Exercise: Please count how many lines of the data include the word "this". Give only that number in reply.

+++

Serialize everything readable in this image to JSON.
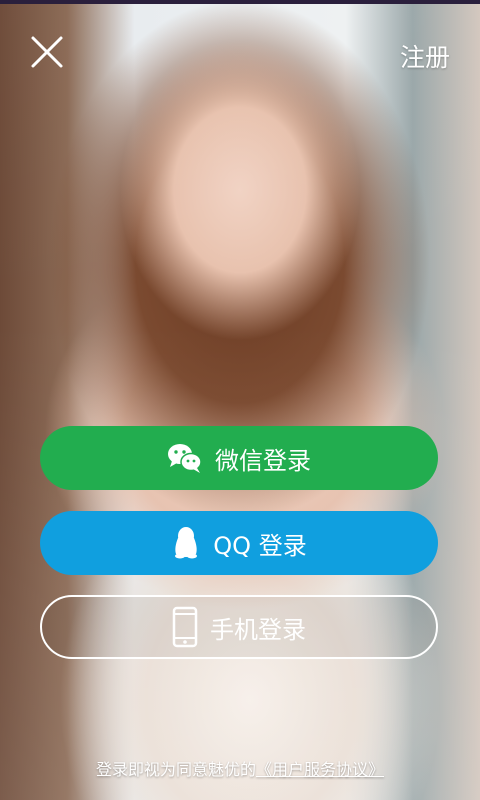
{
  "header": {
    "close_icon": "close-icon",
    "register_label": "注册"
  },
  "login_options": {
    "wechat": {
      "label": "微信登录",
      "icon": "wechat-icon",
      "color": "#22ad4f"
    },
    "qq": {
      "label": "QQ 登录",
      "icon": "qq-penguin-icon",
      "color": "#109fdf"
    },
    "phone": {
      "label": "手机登录",
      "icon": "phone-icon",
      "color": "#ffffff"
    }
  },
  "footer": {
    "agreement_prefix": "登录即视为同意魅优的",
    "agreement_link": "《用户服务协议》"
  }
}
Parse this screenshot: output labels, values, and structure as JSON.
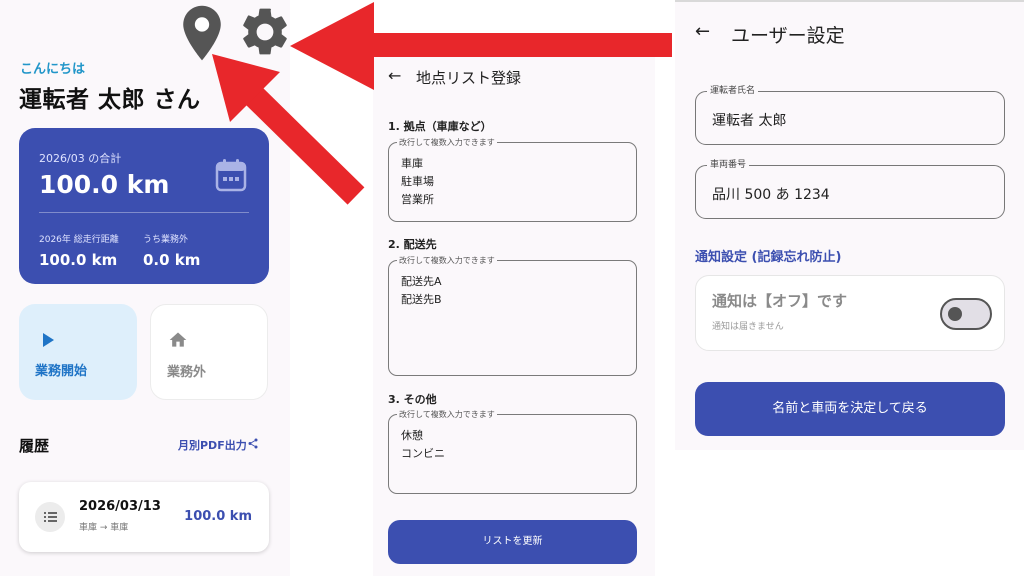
{
  "home": {
    "greeting": "こんにちは",
    "user_name": "運転者 太郎 さん",
    "top_icons": [
      "map-pin-icon",
      "gear-icon"
    ],
    "summary": {
      "month_label": "2026/03 の合計",
      "month_value": "100.0 km",
      "year_label": "2026年 総走行距離",
      "year_value": "100.0 km",
      "off_label": "うち業務外",
      "off_value": "0.0 km",
      "icon": "calendar-icon"
    },
    "start_button": "業務開始",
    "off_button": "業務外",
    "history": {
      "title": "履歴",
      "pdf_link": "月別PDF出力",
      "items": [
        {
          "date": "2026/03/13",
          "route": "車庫 → 車庫",
          "distance": "100.0 km"
        }
      ]
    }
  },
  "locations": {
    "title": "地点リスト登録",
    "hint": "改行して複数入力できます",
    "sections": [
      {
        "heading": "1. 拠点（車庫など）",
        "lines": [
          "車庫",
          "駐車場",
          "営業所"
        ]
      },
      {
        "heading": "2. 配送先",
        "lines": [
          "配送先A",
          "配送先B"
        ]
      },
      {
        "heading": "3. その他",
        "lines": [
          "休憩",
          "コンビニ"
        ]
      }
    ],
    "update_button": "リストを更新"
  },
  "settings": {
    "title": "ユーザー設定",
    "driver_label": "運転者氏名",
    "driver_value": "運転者 太郎",
    "vehicle_label": "車両番号",
    "vehicle_value": "品川 500 あ 1234",
    "notification_heading": "通知設定 (記録忘れ防止)",
    "notification_title": "通知は【オフ】です",
    "notification_sub": "通知は届きません",
    "notification_on": false,
    "confirm_button": "名前と車両を決定して戻る"
  },
  "colors": {
    "primary": "#3c4fb0",
    "accent_blue": "#2196c9",
    "start_bg": "#deeffb",
    "arrow_red": "#e8272b"
  }
}
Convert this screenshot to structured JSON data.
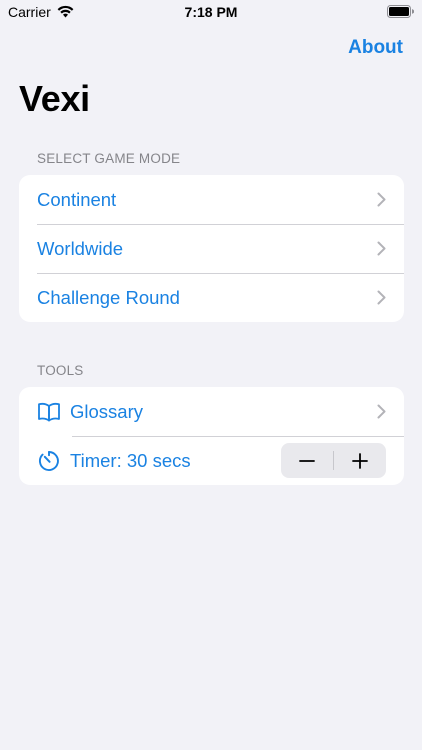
{
  "status_bar": {
    "carrier": "Carrier",
    "time": "7:18 PM"
  },
  "nav": {
    "about_label": "About"
  },
  "title": "Vexi",
  "game_mode_section": {
    "header": "SELECT GAME MODE",
    "items": [
      {
        "label": "Continent"
      },
      {
        "label": "Worldwide"
      },
      {
        "label": "Challenge Round"
      }
    ]
  },
  "tools_section": {
    "header": "TOOLS",
    "glossary": {
      "label": "Glossary",
      "icon": "book-icon"
    },
    "timer": {
      "label": "Timer: 30 secs",
      "icon": "timer-icon"
    }
  },
  "colors": {
    "accent": "#1a82e2",
    "background": "#f2f2f7",
    "card": "#ffffff",
    "secondary_text": "#85858a"
  }
}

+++

Response below: 3